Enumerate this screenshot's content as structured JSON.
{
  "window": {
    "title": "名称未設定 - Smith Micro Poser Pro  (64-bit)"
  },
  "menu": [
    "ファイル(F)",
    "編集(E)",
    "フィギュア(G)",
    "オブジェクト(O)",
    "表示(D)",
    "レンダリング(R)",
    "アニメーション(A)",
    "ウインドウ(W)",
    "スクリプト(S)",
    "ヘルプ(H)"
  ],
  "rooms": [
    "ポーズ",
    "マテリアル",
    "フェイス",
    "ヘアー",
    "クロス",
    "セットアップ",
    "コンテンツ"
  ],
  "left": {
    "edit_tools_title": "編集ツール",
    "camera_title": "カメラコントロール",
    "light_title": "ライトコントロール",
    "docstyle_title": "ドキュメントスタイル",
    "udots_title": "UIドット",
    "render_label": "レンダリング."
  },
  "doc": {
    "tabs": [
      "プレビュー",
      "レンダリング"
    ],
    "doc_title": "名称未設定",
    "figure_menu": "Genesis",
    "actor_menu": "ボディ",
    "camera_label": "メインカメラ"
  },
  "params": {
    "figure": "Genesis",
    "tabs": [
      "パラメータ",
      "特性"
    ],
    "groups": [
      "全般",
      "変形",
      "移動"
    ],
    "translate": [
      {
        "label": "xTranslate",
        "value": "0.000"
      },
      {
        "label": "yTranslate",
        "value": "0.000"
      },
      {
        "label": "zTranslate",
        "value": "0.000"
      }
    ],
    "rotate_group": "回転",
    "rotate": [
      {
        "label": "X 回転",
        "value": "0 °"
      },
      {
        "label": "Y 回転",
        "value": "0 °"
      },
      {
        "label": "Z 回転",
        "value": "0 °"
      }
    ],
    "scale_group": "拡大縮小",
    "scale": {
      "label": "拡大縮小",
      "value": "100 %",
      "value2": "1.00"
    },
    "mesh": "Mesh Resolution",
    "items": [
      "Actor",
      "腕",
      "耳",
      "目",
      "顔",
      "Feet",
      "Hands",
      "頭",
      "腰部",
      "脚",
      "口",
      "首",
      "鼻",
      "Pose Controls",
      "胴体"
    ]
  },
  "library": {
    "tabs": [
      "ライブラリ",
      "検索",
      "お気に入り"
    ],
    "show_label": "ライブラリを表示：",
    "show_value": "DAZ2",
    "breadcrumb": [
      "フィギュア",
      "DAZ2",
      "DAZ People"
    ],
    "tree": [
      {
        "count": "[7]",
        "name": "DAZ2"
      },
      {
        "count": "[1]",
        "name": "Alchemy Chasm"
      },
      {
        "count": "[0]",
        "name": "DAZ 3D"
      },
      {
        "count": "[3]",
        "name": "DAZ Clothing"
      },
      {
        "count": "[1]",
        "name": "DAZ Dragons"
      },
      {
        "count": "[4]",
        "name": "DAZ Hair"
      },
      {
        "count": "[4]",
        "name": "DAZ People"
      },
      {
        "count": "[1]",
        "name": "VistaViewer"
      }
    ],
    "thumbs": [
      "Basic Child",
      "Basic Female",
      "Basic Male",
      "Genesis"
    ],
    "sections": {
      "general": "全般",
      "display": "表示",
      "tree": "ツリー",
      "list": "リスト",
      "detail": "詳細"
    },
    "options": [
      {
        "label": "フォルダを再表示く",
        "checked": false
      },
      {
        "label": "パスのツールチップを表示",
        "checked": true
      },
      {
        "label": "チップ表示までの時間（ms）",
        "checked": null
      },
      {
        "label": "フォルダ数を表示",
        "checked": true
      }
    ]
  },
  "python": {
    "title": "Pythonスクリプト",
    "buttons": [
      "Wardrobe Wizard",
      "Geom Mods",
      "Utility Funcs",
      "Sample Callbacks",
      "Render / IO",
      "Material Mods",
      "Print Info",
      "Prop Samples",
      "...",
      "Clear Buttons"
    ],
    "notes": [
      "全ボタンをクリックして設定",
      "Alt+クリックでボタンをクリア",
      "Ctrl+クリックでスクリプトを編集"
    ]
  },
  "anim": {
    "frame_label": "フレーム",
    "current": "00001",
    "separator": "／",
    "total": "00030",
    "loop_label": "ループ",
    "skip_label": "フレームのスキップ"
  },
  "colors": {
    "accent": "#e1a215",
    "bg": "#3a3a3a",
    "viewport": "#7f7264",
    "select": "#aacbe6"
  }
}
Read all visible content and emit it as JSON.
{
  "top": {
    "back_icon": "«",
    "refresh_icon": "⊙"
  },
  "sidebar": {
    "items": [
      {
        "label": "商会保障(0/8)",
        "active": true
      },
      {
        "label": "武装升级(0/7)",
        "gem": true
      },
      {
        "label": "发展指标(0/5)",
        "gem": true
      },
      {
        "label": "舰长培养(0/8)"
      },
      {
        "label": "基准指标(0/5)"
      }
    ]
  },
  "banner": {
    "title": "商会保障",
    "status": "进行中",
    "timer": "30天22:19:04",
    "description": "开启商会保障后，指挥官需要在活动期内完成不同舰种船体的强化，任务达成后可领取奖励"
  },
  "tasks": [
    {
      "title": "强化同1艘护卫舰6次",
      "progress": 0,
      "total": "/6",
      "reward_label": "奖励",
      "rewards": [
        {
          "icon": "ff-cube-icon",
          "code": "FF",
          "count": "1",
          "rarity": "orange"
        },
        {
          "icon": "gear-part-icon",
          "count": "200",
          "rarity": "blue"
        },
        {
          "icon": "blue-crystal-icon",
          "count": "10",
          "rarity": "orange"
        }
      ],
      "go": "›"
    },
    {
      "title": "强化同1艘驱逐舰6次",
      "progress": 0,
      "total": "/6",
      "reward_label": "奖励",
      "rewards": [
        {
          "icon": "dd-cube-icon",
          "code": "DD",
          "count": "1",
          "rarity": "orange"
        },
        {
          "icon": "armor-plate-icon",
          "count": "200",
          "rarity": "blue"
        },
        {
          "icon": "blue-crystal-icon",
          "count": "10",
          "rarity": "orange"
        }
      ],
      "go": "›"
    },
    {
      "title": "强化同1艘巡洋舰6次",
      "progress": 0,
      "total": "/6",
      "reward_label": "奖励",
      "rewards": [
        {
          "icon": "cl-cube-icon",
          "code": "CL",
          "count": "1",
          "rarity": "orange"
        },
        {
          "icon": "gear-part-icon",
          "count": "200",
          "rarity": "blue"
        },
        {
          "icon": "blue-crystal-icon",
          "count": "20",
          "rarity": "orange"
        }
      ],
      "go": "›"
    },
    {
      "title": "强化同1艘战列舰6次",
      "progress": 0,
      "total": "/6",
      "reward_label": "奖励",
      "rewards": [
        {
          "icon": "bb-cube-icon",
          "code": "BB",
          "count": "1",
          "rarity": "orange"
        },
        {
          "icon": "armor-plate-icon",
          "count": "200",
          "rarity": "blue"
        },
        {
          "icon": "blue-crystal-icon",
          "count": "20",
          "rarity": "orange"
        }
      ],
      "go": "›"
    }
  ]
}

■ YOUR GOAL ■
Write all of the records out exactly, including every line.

■ WRITTEN RESPONSE ■
Enumerate this screenshot's content as structured JSON.
{
  "window": {
    "title": "名称未設定 - Smith Micro Poser Pro  (64-bit)"
  },
  "menu": [
    "ファイル(F)",
    "編集(E)",
    "フィギュア(G)",
    "オブジェクト(O)",
    "表示(D)",
    "レンダリング(R)",
    "アニメーション(A)",
    "ウインドウ(W)",
    "スクリプト(S)",
    "ヘルプ(H)"
  ],
  "rooms": [
    "ポーズ",
    "マテリアル",
    "フェイス",
    "ヘアー",
    "クロス",
    "セットアップ",
    "コンテンツ"
  ],
  "left": {
    "edit_tools_title": "編集ツール",
    "camera_title": "カメラコントロール",
    "light_title": "ライトコントロール",
    "docstyle_title": "ドキュメントスタイル",
    "udots_title": "UIドット",
    "render_label": "レンダリング."
  },
  "doc": {
    "tabs": [
      "プレビュー",
      "レンダリング"
    ],
    "doc_title": "名称未設定",
    "figure_menu": "Genesis",
    "actor_menu": "ボディ",
    "camera_label": "メインカメラ"
  },
  "params": {
    "figure": "Genesis",
    "tabs": [
      "パラメータ",
      "特性"
    ],
    "groups": [
      "全般",
      "変形",
      "移動"
    ],
    "translate": [
      {
        "label": "xTranslate",
        "value": "0.000"
      },
      {
        "label": "yTranslate",
        "value": "0.000"
      },
      {
        "label": "zTranslate",
        "value": "0.000"
      }
    ],
    "rotate_group": "回転",
    "rotate": [
      {
        "label": "X 回転",
        "value": "0 °"
      },
      {
        "label": "Y 回転",
        "value": "0 °"
      },
      {
        "label": "Z 回転",
        "value": "0 °"
      }
    ],
    "scale_group": "拡大縮小",
    "scale": {
      "label": "拡大縮小",
      "value": "100 %",
      "value2": "1.00"
    },
    "mesh": "Mesh Resolution",
    "items": [
      "Actor",
      "腕",
      "耳",
      "目",
      "顔",
      "Feet",
      "Hands",
      "頭",
      "腰部",
      "脚",
      "口",
      "首",
      "鼻",
      "Pose Controls",
      "胴体"
    ]
  },
  "library": {
    "tabs": [
      "ライブラリ",
      "検索",
      "お気に入り"
    ],
    "show_label": "ライブラリを表示：",
    "show_value": "DAZ2",
    "breadcrumb": [
      "フィギュア",
      "DAZ2",
      "DAZ People"
    ],
    "tree": [
      {
        "count": "[7]",
        "name": "DAZ2"
      },
      {
        "count": "[1]",
        "name": "Alchemy Chasm"
      },
      {
        "count": "[0]",
        "name": "DAZ 3D"
      },
      {
        "count": "[3]",
        "name": "DAZ Clothing"
      },
      {
        "count": "[1]",
        "name": "DAZ Dragons"
      },
      {
        "count": "[4]",
        "name": "DAZ Hair"
      },
      {
        "count": "[4]",
        "name": "DAZ People"
      },
      {
        "count": "[1]",
        "name": "VistaViewer"
      }
    ],
    "thumbs": [
      "Basic Child",
      "Basic Female",
      "Basic Male",
      "Genesis"
    ],
    "sections": {
      "general": "全般",
      "display": "表示",
      "tree": "ツリー",
      "list": "リスト",
      "detail": "詳細"
    },
    "options": [
      {
        "label": "フォルダを再表示く",
        "checked": false
      },
      {
        "label": "パスのツールチップを表示",
        "checked": true
      },
      {
        "label": "チップ表示までの時間（ms）",
        "checked": null
      },
      {
        "label": "フォルダ数を表示",
        "checked": true
      }
    ]
  },
  "python": {
    "title": "Pythonスクリプト",
    "buttons": [
      "Wardrobe Wizard",
      "Geom Mods",
      "Utility Funcs",
      "Sample Callbacks",
      "Render / IO",
      "Material Mods",
      "Print Info",
      "Prop Samples",
      "...",
      "Clear Buttons"
    ],
    "notes": [
      "全ボタンをクリックして設定",
      "Alt+クリックでボタンをクリア",
      "Ctrl+クリックでスクリプトを編集"
    ]
  },
  "anim": {
    "frame_label": "フレーム",
    "current": "00001",
    "separator": "／",
    "total": "00030",
    "loop_label": "ループ",
    "skip_label": "フレームのスキップ"
  },
  "colors": {
    "accent": "#e1a215",
    "bg": "#3a3a3a",
    "viewport": "#7f7264",
    "select": "#aacbe6"
  }
}
Read all visible content and emit it as JSON.
{
  "top": {
    "back_icon": "«",
    "refresh_icon": "⊙"
  },
  "sidebar": {
    "items": [
      {
        "label": "商会保障(0/8)",
        "active": true
      },
      {
        "label": "武装升级(0/7)",
        "gem": true
      },
      {
        "label": "发展指标(0/5)",
        "gem": true
      },
      {
        "label": "舰长培养(0/8)"
      },
      {
        "label": "基准指标(0/5)"
      }
    ]
  },
  "banner": {
    "title": "商会保障",
    "status": "进行中",
    "timer": "30天22:19:04",
    "description": "开启商会保障后，指挥官需要在活动期内完成不同舰种船体的强化，任务达成后可领取奖励"
  },
  "tasks": [
    {
      "title": "强化同1艘护卫舰6次",
      "progress": 0,
      "total": "/6",
      "reward_label": "奖励",
      "rewards": [
        {
          "icon": "ff-cube-icon",
          "code": "FF",
          "count": "1",
          "rarity": "orange"
        },
        {
          "icon": "gear-part-icon",
          "count": "200",
          "rarity": "blue"
        },
        {
          "icon": "blue-crystal-icon",
          "count": "10",
          "rarity": "orange"
        }
      ],
      "go": "›"
    },
    {
      "title": "强化同1艘驱逐舰6次",
      "progress": 0,
      "total": "/6",
      "reward_label": "奖励",
      "rewards": [
        {
          "icon": "dd-cube-icon",
          "code": "DD",
          "count": "1",
          "rarity": "orange"
        },
        {
          "icon": "armor-plate-icon",
          "count": "200",
          "rarity": "blue"
        },
        {
          "icon": "blue-crystal-icon",
          "count": "10",
          "rarity": "orange"
        }
      ],
      "go": "›"
    },
    {
      "title": "强化同1艘巡洋舰6次",
      "progress": 0,
      "total": "/6",
      "reward_label": "奖励",
      "rewards": [
        {
          "icon": "cl-cube-icon",
          "code": "CL",
          "count": "1",
          "rarity": "orange"
        },
        {
          "icon": "gear-part-icon",
          "count": "200",
          "rarity": "blue"
        },
        {
          "icon": "blue-crystal-icon",
          "count": "20",
          "rarity": "orange"
        }
      ],
      "go": "›"
    },
    {
      "title": "强化同1艘战列舰6次",
      "progress": 0,
      "total": "/6",
      "reward_label": "奖励",
      "rewards": [
        {
          "icon": "bb-cube-icon",
          "code": "BB",
          "count": "1",
          "rarity": "orange"
        },
        {
          "icon": "armor-plate-icon",
          "count": "200",
          "rarity": "blue"
        },
        {
          "icon": "blue-crystal-icon",
          "count": "20",
          "rarity": "orange"
        }
      ],
      "go": "›"
    }
  ]
}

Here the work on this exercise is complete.